**Problem statement**
Looking through the records that follow, determine how many lines contain "Review" and reply with that number alone.

▬▬▬▬▬▬

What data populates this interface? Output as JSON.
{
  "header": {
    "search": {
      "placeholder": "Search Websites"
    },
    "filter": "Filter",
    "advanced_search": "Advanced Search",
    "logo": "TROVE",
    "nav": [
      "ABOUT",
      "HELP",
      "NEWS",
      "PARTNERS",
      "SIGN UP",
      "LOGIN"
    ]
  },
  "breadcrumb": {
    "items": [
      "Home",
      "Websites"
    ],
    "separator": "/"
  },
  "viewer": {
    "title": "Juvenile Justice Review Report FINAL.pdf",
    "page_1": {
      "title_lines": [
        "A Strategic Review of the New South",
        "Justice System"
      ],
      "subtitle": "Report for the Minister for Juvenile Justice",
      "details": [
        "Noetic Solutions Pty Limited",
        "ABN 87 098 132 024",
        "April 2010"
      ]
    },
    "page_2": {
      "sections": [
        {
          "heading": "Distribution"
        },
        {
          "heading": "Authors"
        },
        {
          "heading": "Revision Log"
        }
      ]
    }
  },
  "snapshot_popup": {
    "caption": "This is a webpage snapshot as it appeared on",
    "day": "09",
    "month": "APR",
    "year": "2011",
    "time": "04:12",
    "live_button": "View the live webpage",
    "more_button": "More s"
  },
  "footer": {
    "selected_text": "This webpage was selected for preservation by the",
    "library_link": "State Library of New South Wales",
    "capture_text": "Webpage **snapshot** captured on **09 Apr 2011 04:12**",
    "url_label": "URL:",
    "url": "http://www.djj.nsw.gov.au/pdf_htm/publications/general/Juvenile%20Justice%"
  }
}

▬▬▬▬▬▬

**Task result**
2